WHAT NEEDS TO BE DONE: What you return must match the records word for word, except that pictures are dropped.

╭─ DATA EXCERPTS

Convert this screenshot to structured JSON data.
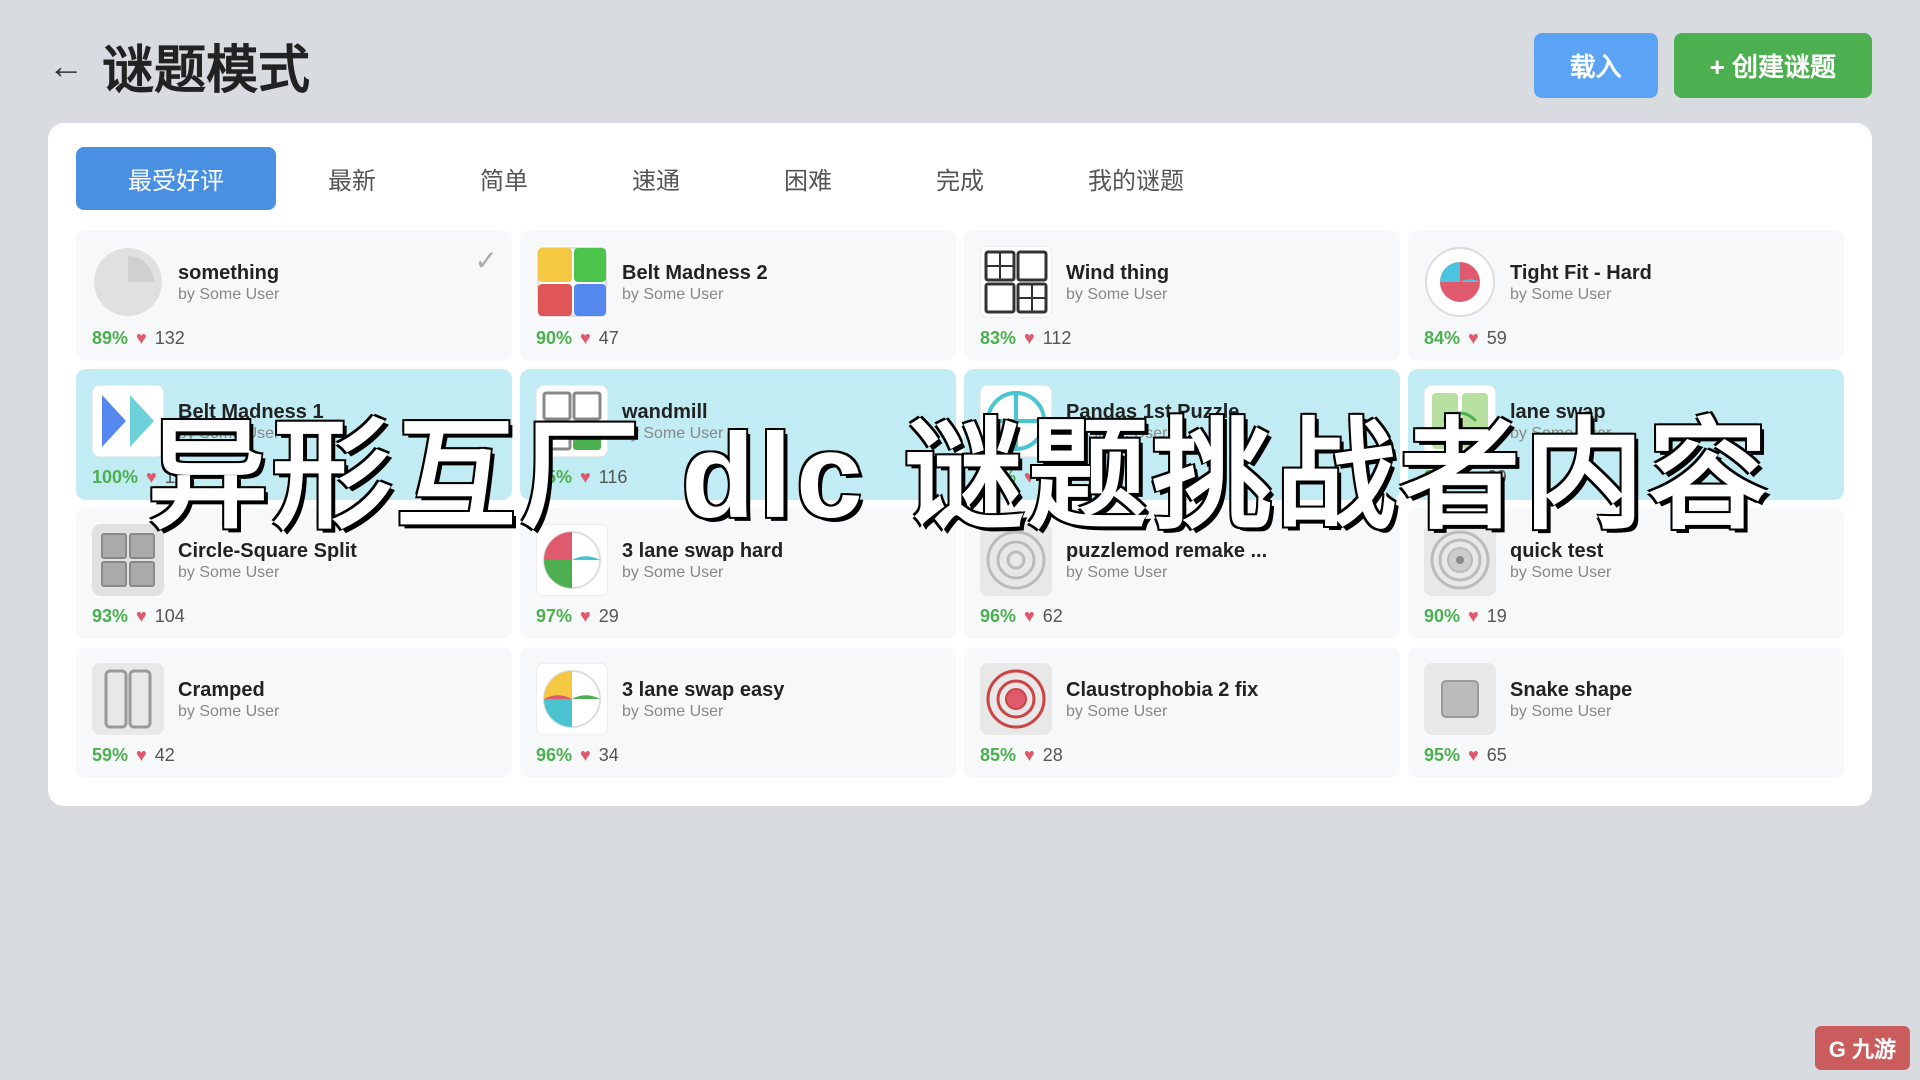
{
  "header": {
    "back_label": "←",
    "title": "谜题模式",
    "btn_load": "载入",
    "btn_create": "+ 创建谜题"
  },
  "tabs": [
    {
      "label": "最受好评",
      "active": true
    },
    {
      "label": "最新",
      "active": false
    },
    {
      "label": "简单",
      "active": false
    },
    {
      "label": "速通",
      "active": false
    },
    {
      "label": "困难",
      "active": false
    },
    {
      "label": "完成",
      "active": false
    },
    {
      "label": "我的谜题",
      "active": false
    }
  ],
  "overlay_text": "异形互厂 dlc 谜题挑战者内容",
  "watermark": "G 九游",
  "rows": [
    {
      "cards": [
        {
          "name": "something",
          "author": "by Some User",
          "rating": "89%",
          "likes": "132",
          "has_check": true,
          "icon_type": "something"
        },
        {
          "name": "Belt Madness 2",
          "author": "by Some User",
          "rating": "90%",
          "likes": "47",
          "has_check": false,
          "icon_type": "belt2"
        },
        {
          "name": "Wind thing",
          "author": "by Some User",
          "rating": "83%",
          "likes": "112",
          "has_check": false,
          "icon_type": "wind"
        },
        {
          "name": "Tight Fit - Hard",
          "author": "by Some User",
          "rating": "84%",
          "likes": "59",
          "has_check": false,
          "icon_type": "tightfit"
        }
      ]
    },
    {
      "highlight": true,
      "cards": [
        {
          "name": "Belt Madness 1",
          "author": "by Some User",
          "rating": "100%",
          "likes": "11",
          "has_check": false,
          "icon_type": "belt1"
        },
        {
          "name": "wandmill",
          "author": "by Some User",
          "rating": "95%",
          "likes": "116",
          "has_check": false,
          "icon_type": "wandmill"
        },
        {
          "name": "Pandas 1st Puzzle",
          "author": "by Some User",
          "rating": "96%",
          "likes": "133",
          "has_check": false,
          "icon_type": "pandas"
        },
        {
          "name": "lane swap",
          "author": "by Some User",
          "rating": "89%",
          "likes": "69",
          "has_check": false,
          "icon_type": "laneswap"
        }
      ]
    },
    {
      "cards": [
        {
          "name": "Circle-Square Split",
          "author": "by Some User",
          "rating": "93%",
          "likes": "104",
          "has_check": false,
          "icon_type": "circlesquare"
        },
        {
          "name": "3 lane swap hard",
          "author": "by Some User",
          "rating": "97%",
          "likes": "29",
          "has_check": false,
          "icon_type": "laneswaphard"
        },
        {
          "name": "puzzlemod remake ...",
          "author": "by Some User",
          "rating": "96%",
          "likes": "62",
          "has_check": false,
          "icon_type": "puzzlemod"
        },
        {
          "name": "quick test",
          "author": "by Some User",
          "rating": "90%",
          "likes": "19",
          "has_check": false,
          "icon_type": "quicktest"
        }
      ]
    },
    {
      "cards": [
        {
          "name": "Cramped",
          "author": "by Some User",
          "rating": "59%",
          "likes": "42",
          "has_check": false,
          "icon_type": "cramped"
        },
        {
          "name": "3 lane swap easy",
          "author": "by Some User",
          "rating": "96%",
          "likes": "34",
          "has_check": false,
          "icon_type": "laneswapeasy"
        },
        {
          "name": "Claustrophobia 2 fix",
          "author": "by Some User",
          "rating": "85%",
          "likes": "28",
          "has_check": false,
          "icon_type": "claustro"
        },
        {
          "name": "Snake shape",
          "author": "by Some User",
          "rating": "95%",
          "likes": "65",
          "has_check": false,
          "icon_type": "snakeshape"
        }
      ]
    }
  ]
}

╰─

RESPONSE TO THIS TASK:
Convert this screenshot to structured JSON data.
{
  "header": {
    "back_label": "←",
    "title": "谜题模式",
    "btn_load": "载入",
    "btn_create": "+ 创建谜题"
  },
  "tabs": [
    {
      "label": "最受好评",
      "active": true
    },
    {
      "label": "最新",
      "active": false
    },
    {
      "label": "简单",
      "active": false
    },
    {
      "label": "速通",
      "active": false
    },
    {
      "label": "困难",
      "active": false
    },
    {
      "label": "完成",
      "active": false
    },
    {
      "label": "我的谜题",
      "active": false
    }
  ],
  "overlay_text": "异形互厂 dlc 谜题挑战者内容",
  "watermark": "G 九游",
  "rows": [
    {
      "cards": [
        {
          "name": "something",
          "author": "by Some User",
          "rating": "89%",
          "likes": "132",
          "has_check": true,
          "icon_type": "something"
        },
        {
          "name": "Belt Madness 2",
          "author": "by Some User",
          "rating": "90%",
          "likes": "47",
          "has_check": false,
          "icon_type": "belt2"
        },
        {
          "name": "Wind thing",
          "author": "by Some User",
          "rating": "83%",
          "likes": "112",
          "has_check": false,
          "icon_type": "wind"
        },
        {
          "name": "Tight Fit - Hard",
          "author": "by Some User",
          "rating": "84%",
          "likes": "59",
          "has_check": false,
          "icon_type": "tightfit"
        }
      ]
    },
    {
      "highlight": true,
      "cards": [
        {
          "name": "Belt Madness 1",
          "author": "by Some User",
          "rating": "100%",
          "likes": "11",
          "has_check": false,
          "icon_type": "belt1"
        },
        {
          "name": "wandmill",
          "author": "by Some User",
          "rating": "95%",
          "likes": "116",
          "has_check": false,
          "icon_type": "wandmill"
        },
        {
          "name": "Pandas 1st Puzzle",
          "author": "by Some User",
          "rating": "96%",
          "likes": "133",
          "has_check": false,
          "icon_type": "pandas"
        },
        {
          "name": "lane swap",
          "author": "by Some User",
          "rating": "89%",
          "likes": "69",
          "has_check": false,
          "icon_type": "laneswap"
        }
      ]
    },
    {
      "cards": [
        {
          "name": "Circle-Square Split",
          "author": "by Some User",
          "rating": "93%",
          "likes": "104",
          "has_check": false,
          "icon_type": "circlesquare"
        },
        {
          "name": "3 lane swap hard",
          "author": "by Some User",
          "rating": "97%",
          "likes": "29",
          "has_check": false,
          "icon_type": "laneswaphard"
        },
        {
          "name": "puzzlemod remake ...",
          "author": "by Some User",
          "rating": "96%",
          "likes": "62",
          "has_check": false,
          "icon_type": "puzzlemod"
        },
        {
          "name": "quick test",
          "author": "by Some User",
          "rating": "90%",
          "likes": "19",
          "has_check": false,
          "icon_type": "quicktest"
        }
      ]
    },
    {
      "cards": [
        {
          "name": "Cramped",
          "author": "by Some User",
          "rating": "59%",
          "likes": "42",
          "has_check": false,
          "icon_type": "cramped"
        },
        {
          "name": "3 lane swap easy",
          "author": "by Some User",
          "rating": "96%",
          "likes": "34",
          "has_check": false,
          "icon_type": "laneswapeasy"
        },
        {
          "name": "Claustrophobia 2 fix",
          "author": "by Some User",
          "rating": "85%",
          "likes": "28",
          "has_check": false,
          "icon_type": "claustro"
        },
        {
          "name": "Snake shape",
          "author": "by Some User",
          "rating": "95%",
          "likes": "65",
          "has_check": false,
          "icon_type": "snakeshape"
        }
      ]
    }
  ]
}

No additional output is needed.